Segment Open
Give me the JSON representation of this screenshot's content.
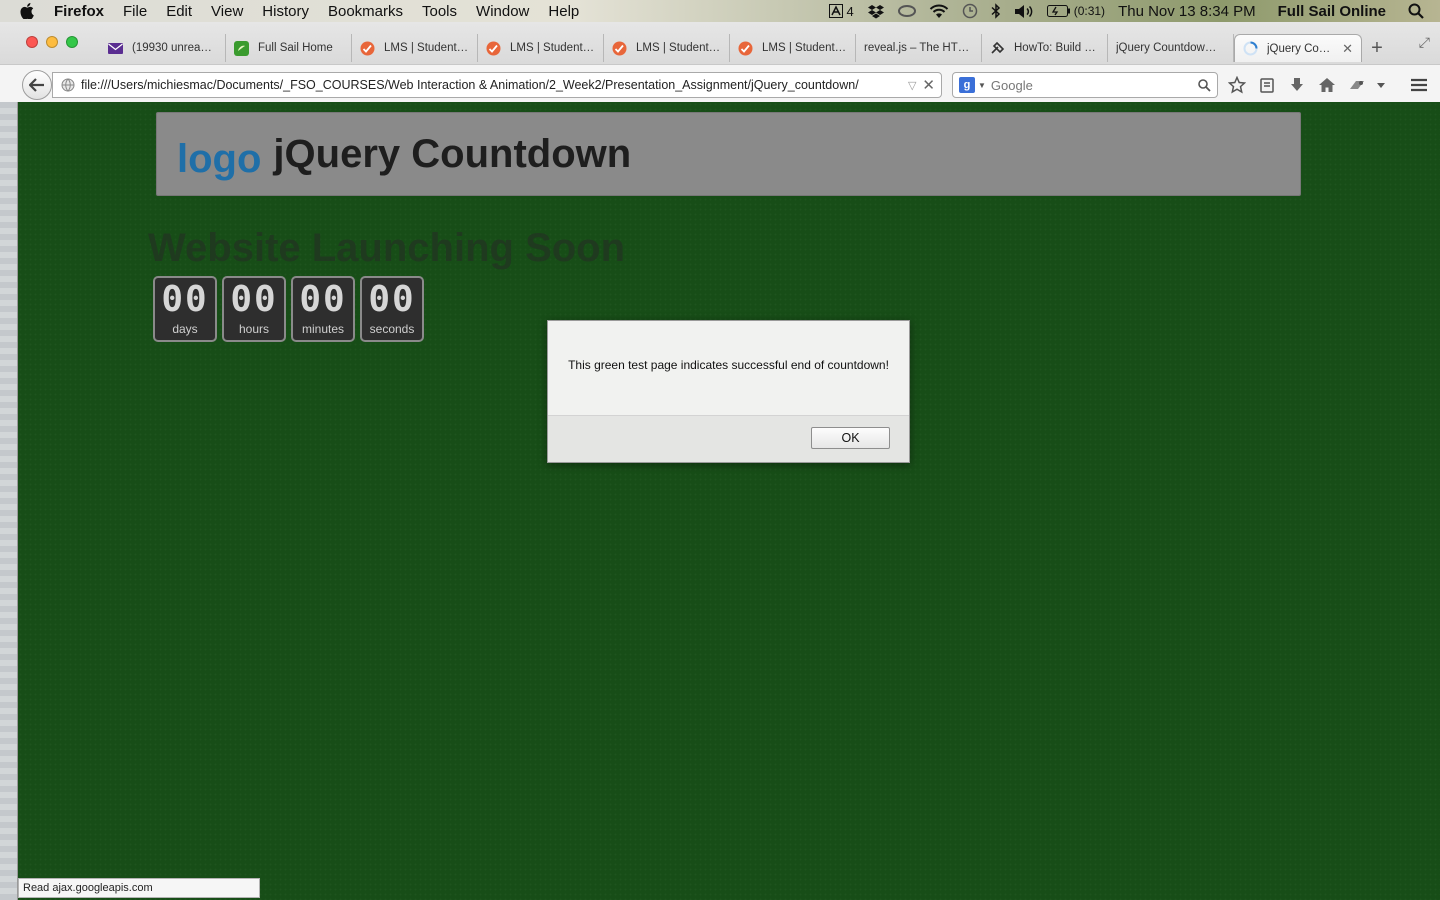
{
  "menubar": {
    "app": "Firefox",
    "items": [
      "File",
      "Edit",
      "View",
      "History",
      "Bookmarks",
      "Tools",
      "Window",
      "Help"
    ],
    "adobe_count": "4",
    "battery": "(0:31)",
    "clock": "Thu Nov 13  8:34 PM",
    "user": "Full Sail Online"
  },
  "tabs": [
    {
      "label": "(19930 unrea…",
      "icon": "mail-icon",
      "color": "#5a2d91"
    },
    {
      "label": "Full Sail Home",
      "icon": "fullsail-icon",
      "color": "#3a9b2e"
    },
    {
      "label": "LMS | Student…",
      "icon": "lms-icon",
      "color": "#e8663a"
    },
    {
      "label": "LMS | Student…",
      "icon": "lms-icon",
      "color": "#e8663a"
    },
    {
      "label": "LMS | Student…",
      "icon": "lms-icon",
      "color": "#e8663a"
    },
    {
      "label": "LMS | Student…",
      "icon": "lms-icon",
      "color": "#e8663a"
    },
    {
      "label": "reveal.js – The HT…",
      "icon": "",
      "color": ""
    },
    {
      "label": "HowTo: Build …",
      "icon": "tools-icon",
      "color": "#333"
    },
    {
      "label": "jQuery Countdow…",
      "icon": "",
      "color": ""
    }
  ],
  "active_tab": {
    "label": "jQuery Co…"
  },
  "navbar": {
    "url": "file:///Users/michiesmac/Documents/_FSO_COURSES/Web Interaction & Animation/2_Week2/Presentation_Assignment/jQuery_countdown/",
    "search_placeholder": "Google"
  },
  "page": {
    "logo": "logo",
    "title": "jQuery Countdown",
    "heading": "Website Launching Soon",
    "countdown": [
      {
        "value": "00",
        "label": "days"
      },
      {
        "value": "00",
        "label": "hours"
      },
      {
        "value": "00",
        "label": "minutes"
      },
      {
        "value": "00",
        "label": "seconds"
      }
    ]
  },
  "alert": {
    "message": "This green test page indicates successful end of countdown!",
    "ok_label": "OK"
  },
  "statusbar": {
    "text": "Read ajax.googleapis.com"
  },
  "colors": {
    "page_bg": "#174d17",
    "logo": "#1f6fa8",
    "header_bg": "#8a8a8a"
  }
}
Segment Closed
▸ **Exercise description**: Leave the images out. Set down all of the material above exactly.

▸ **Answer area**:
Give me the JSON representation of this screenshot's content.
{
  "menubar": {
    "app": "Firefox",
    "items": [
      "File",
      "Edit",
      "View",
      "History",
      "Bookmarks",
      "Tools",
      "Window",
      "Help"
    ],
    "adobe_count": "4",
    "battery": "(0:31)",
    "clock": "Thu Nov 13  8:34 PM",
    "user": "Full Sail Online"
  },
  "tabs": [
    {
      "label": "(19930 unrea…",
      "icon": "mail-icon",
      "color": "#5a2d91"
    },
    {
      "label": "Full Sail Home",
      "icon": "fullsail-icon",
      "color": "#3a9b2e"
    },
    {
      "label": "LMS | Student…",
      "icon": "lms-icon",
      "color": "#e8663a"
    },
    {
      "label": "LMS | Student…",
      "icon": "lms-icon",
      "color": "#e8663a"
    },
    {
      "label": "LMS | Student…",
      "icon": "lms-icon",
      "color": "#e8663a"
    },
    {
      "label": "LMS | Student…",
      "icon": "lms-icon",
      "color": "#e8663a"
    },
    {
      "label": "reveal.js – The HT…",
      "icon": "",
      "color": ""
    },
    {
      "label": "HowTo: Build …",
      "icon": "tools-icon",
      "color": "#333"
    },
    {
      "label": "jQuery Countdow…",
      "icon": "",
      "color": ""
    }
  ],
  "active_tab": {
    "label": "jQuery Co…"
  },
  "navbar": {
    "url": "file:///Users/michiesmac/Documents/_FSO_COURSES/Web Interaction & Animation/2_Week2/Presentation_Assignment/jQuery_countdown/",
    "search_placeholder": "Google"
  },
  "page": {
    "logo": "logo",
    "title": "jQuery Countdown",
    "heading": "Website Launching Soon",
    "countdown": [
      {
        "value": "00",
        "label": "days"
      },
      {
        "value": "00",
        "label": "hours"
      },
      {
        "value": "00",
        "label": "minutes"
      },
      {
        "value": "00",
        "label": "seconds"
      }
    ]
  },
  "alert": {
    "message": "This green test page indicates successful end of countdown!",
    "ok_label": "OK"
  },
  "statusbar": {
    "text": "Read ajax.googleapis.com"
  },
  "colors": {
    "page_bg": "#174d17",
    "logo": "#1f6fa8",
    "header_bg": "#8a8a8a"
  }
}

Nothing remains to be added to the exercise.